Vicos Project, a controversial experiment in applied anthropology in the 1950s and the 1960s in the department of Ancash, in the north—central Andes of Peru. In 1951, Cornell University—based scholars, under an agreement with Peruvian authorities, rented the publicly owned hacienda of Vicos with the intention of improving the lives of the peasants and conducting research. Storerooms, a school, and a clinic were built; basic medical care was provided; and modern agriculture and marketing techniques were taught. In 1962, the estate was sold to the peasants. Some scholars have questioned the objectives and/or results of the Cornell—Peru Project. The Vicos experiment influenced the 1969 agrarian reform.
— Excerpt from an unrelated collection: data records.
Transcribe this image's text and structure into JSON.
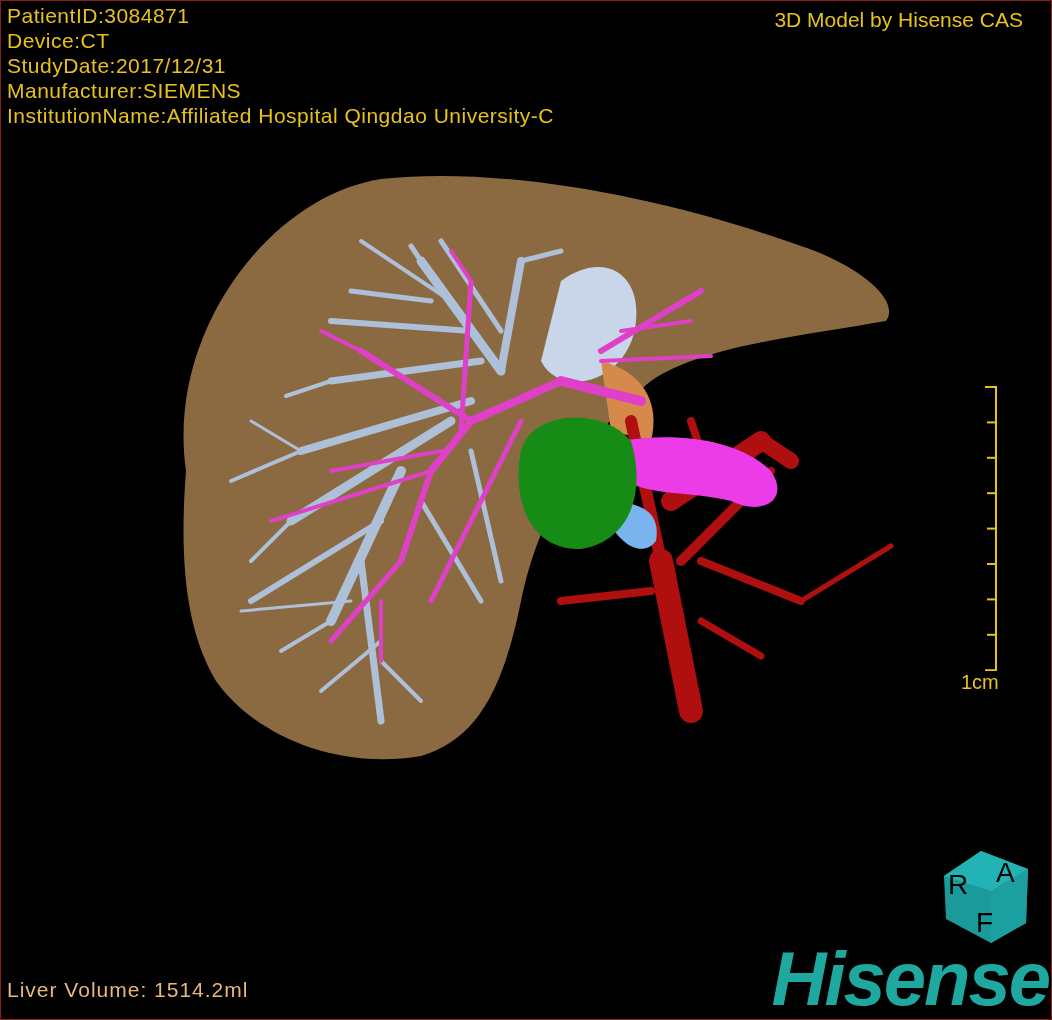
{
  "header": {
    "info": [
      "PatientID:3084871",
      "Device:CT",
      "StudyDate:2017/12/31",
      "Manufacturer:SIEMENS",
      "InstitutionName:Affiliated Hospital Qingdao University-C"
    ],
    "title": "3D Model by Hisense CAS"
  },
  "scale": {
    "label": "1cm"
  },
  "orientation_cube": {
    "faces": [
      "R",
      "A",
      "F"
    ]
  },
  "footer": {
    "measurement": "Liver Volume: 1514.2ml",
    "logo": "Hisense"
  }
}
See alsoAnthropology .


Henry F. Dobyns, Paul L. Doughty, and Harold D. Lasswell, eds., Peasants, Power, and Applied Social Change (1971).

Barbara D. Lynch, The Vicos Experiment: A Study of the Impacts of the Cornell-Peru Project in a Highland Community (1982).

William W. Stein, "Reflexiones críticas sobre el Proyecto Peru—Cornell," in Revista del Museo Nacional (Lima), 48 (1986–1987): 287-316.

Additional Bibliography

Stein, William W. Deconstructing Development Discourse in Peru: A Meta-ethnography of the Modernity Project at Vicos. Lanham, MD: University Press of America, 2003.

                                      Charles F. Walker